I sometimes accidentally call this the Minor Threat “Discography” LP just because I’ve gotten so used to the classic Filler 7″ album photo on the Discography CD. But this is really just the 7″‘s on a 12″ format. This is the only Dischord #1-12 release of which I never owned a test pressing (other than the “.5” releases – I don’t have tests of those). Jeff Nelson told me these would be hard to find since they were already pressing everything through Southern Distribution by the time this record came out, and they were a much bigger type operation, so who knows what goes on with test pressings, etc.
The first pressings had red jackets, with metallic silver ink on the back and a $4.00 price. It looks like there was actually a second pressing of red jackets with grey ink (non-metallic) on the back. I actually don’t own one of each, but I’ve seen them and there’s definitely a difference.
Similar to the Out Of Step LP, they also did a UK and German release during the first pressing. The UK release has a dark blue cover with a 2.50 GBP price. The German pressing has a grey jacket with a 12 DM price. I think the German grey jacket looks so cool with the dejected vibe of the photo and also the fact they they’ve never used this color on the discography CD or the original 7″s. Eventually they switched to light blue covers for all territories, but the price stayed $4.00ppd. Over time they switched the price to $5.00ppd on the light blue jackets, and the font got bigger. You can see a pretty big difference in the shades of the blue covers. I’ll bet there’s several different shades of blue if you got tons of different pressings and compared. Next they switched to green jackets, but they still had $5.00ppd on the back. They stuck with green covers, but increased to $7.00ppd. In 2009 they finally did away with the postage paid pricing on the back, and switched to yellow jackets with re-mastered vinyl. I imagine they’ll stick with this for a long time since they won’t have to reprint jackets when postage prices keep rising all the time.
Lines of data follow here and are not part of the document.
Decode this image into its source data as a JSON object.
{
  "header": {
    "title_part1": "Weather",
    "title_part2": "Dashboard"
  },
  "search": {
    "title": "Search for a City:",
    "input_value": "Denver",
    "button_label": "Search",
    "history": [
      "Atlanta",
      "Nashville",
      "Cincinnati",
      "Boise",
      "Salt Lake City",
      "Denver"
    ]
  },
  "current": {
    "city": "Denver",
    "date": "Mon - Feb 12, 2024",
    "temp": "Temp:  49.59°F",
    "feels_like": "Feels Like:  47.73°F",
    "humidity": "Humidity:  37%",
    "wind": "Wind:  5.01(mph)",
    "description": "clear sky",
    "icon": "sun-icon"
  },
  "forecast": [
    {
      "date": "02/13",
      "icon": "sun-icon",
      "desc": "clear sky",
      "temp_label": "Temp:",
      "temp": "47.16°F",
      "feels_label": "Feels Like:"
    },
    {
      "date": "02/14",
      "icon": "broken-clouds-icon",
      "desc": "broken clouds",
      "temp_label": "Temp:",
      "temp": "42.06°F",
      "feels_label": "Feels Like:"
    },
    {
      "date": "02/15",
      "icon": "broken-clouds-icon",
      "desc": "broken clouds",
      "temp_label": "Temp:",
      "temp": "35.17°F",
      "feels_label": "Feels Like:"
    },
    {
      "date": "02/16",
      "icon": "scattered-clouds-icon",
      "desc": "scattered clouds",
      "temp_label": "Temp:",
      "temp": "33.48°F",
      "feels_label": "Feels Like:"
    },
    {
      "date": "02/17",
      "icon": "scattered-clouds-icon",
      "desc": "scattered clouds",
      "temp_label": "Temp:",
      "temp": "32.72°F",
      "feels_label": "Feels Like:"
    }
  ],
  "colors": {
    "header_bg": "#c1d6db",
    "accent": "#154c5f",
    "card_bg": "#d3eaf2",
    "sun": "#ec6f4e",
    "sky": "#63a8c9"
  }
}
My Minor Threat collection, at its peak:
- Minor Threat – Filler (TEST PRESS, Dischord #3)
- Minor Threat – Filler (BLACK, 1st press, RED sleeve, YELLOW labels, both inserts, DEAD MINT CONDITION)
- Minor Threat – Filler (BLACK, 1st press, RED sleeve in NM condition, but 7″ is 2nd press BLUE labels – came straight from Dischord like this)
- Minor Threat – Filler (BLACK, 2nd press, YELLOW sleeve, BLUE labels, EX/EX condition)
- Minor Threat – Filler (BLACK, 3rd press, GREEN sleeve, SILVER labels, EX/EX condition)
- Minor Threat – Filler (BLACK, 4th press, BLUE sleeve, SILVER labels, NM/NM condition)
- Minor Threat – In My Eyes (TEST PRESS, hand written dust sleeve, Dischord #5) — I own 2 of these
- Minor Threat – In My Eyes (RED, COUSINS SLEEVE, 1st press yellow labels, out of 125 -no insert)
- Minor Threat – In My Eyes (RED, COUSIN SLEEVE, 1st press yellow labels, out of 875)
- Minor Threat – In My Eyes (BLACK, 2nd press yellow labels, out of 1000 -no insert)
- Minor Threat – In My Eyes (BLACK, 3rd press blue labels, out of 1000)
- Minor Threat – Salad Days (TEST PRESS, Dischord #15)
- Minor Threat – Salad Days (BLACK, Made in France, no website)
- Minor Threat – Salad Days (BLACK, Made in USA, http://www.Dischord.com, re-mastered 2009 pressing)
- Minor Threat – First Demo Tape (PURPLE)
- Minor Threat – First Demo Tape (BLACK, re-mastered 2009 pressing)
- Minor Threat – Out Of Step (TEST PRESS, 1st press, 45rpm, matrix A=”NR-14410-A THE GRASS IS ALWAYS GREENER” B=”NR-14410-B 350 P.P. – CASHING IN?”, autographed “Still out of step – Brian Baker 2003”, it is missing the glued on sheep labels unfortunately) — I own 2 of these
- Minor Threat – Out Of Step (TEST PRESS, 2nd press, Silk Screened Sheep Cover, 45rpm, matrix A=”NR-14410-1RE1 THE SOAP THAT NEVER ENDS” B=”NR-14410-2RE1 $3:50 P.P. – CASHING IN”) — I own 3 of these
- Minor Threat – Out Of Step (BLACK, BLACK back cover, 1st press, NM/NM condition, out of 3500)
- Minor Threat – Out Of Step (BLACK, BLACK back cover, 1st press, autographed by Brian Baker on front cover, out of 3500)
- Minor Threat – Out Of Step (BLACK, GREY back cover, 2nd press, out of 5000)
- Minor Threat – Out Of Step (BLACK, DARK BLUE stripe, $3.50 price)
- Minor Threat – Out Of Step (BLACK, RED stripe, UK pressing, 2.50 GBP price)
- Minor Threat – Out Of Step (BLACK, GREEN stripe, German pressing, 12 DM price)
- Minor Threat – Out Of Step (BLACK, LIGHT BLUE stripe, $3.50 price)
- Minor Threat – Out Of Step (BLACK, LIGHT BLUE stripe, $5.00 price)
- Minor Threat – Out Of Step (BLACK, LIGHT BLUE stripe, $7.00 price)
- Minor Threat – Out Of Step (WHITE, LIGHT BLUE stripe, $7.00 price, 2007 pressing)
- Minor Threat – Out Of Step (BLACK, re-worked cover art no stripe, 2009 pressing)
- Minor Threat – s/t (BLACK, DARK BLUE cover, UK pressing, 2.50 GBP price)
- Minor Threat – s/t (BLACK, GREY cover, German pressing, 12 DM price)
- Minor Threat – s/t (BLACK, RED cover, $4.00 price)
- Minor Threat – s/t (BLACK, BLUE cover, $4.00 price)
- Minor Threat – s/t (BLACK, LIGHTER BLUE cover, $5.00 price)
- Minor Threat – s/t (BLACK, GREEN cover, $5.00 price)
- Minor Threat – s/t (GREEN, GREEN cover, $7.00 price, 2007 pressing)
- Minor Threat – s/t (BLACK, YELLOW cover, no price, 2009 pressing)
- Minor Threat/Youth Brigade – Demos 12″ (BLACK, out of 1000)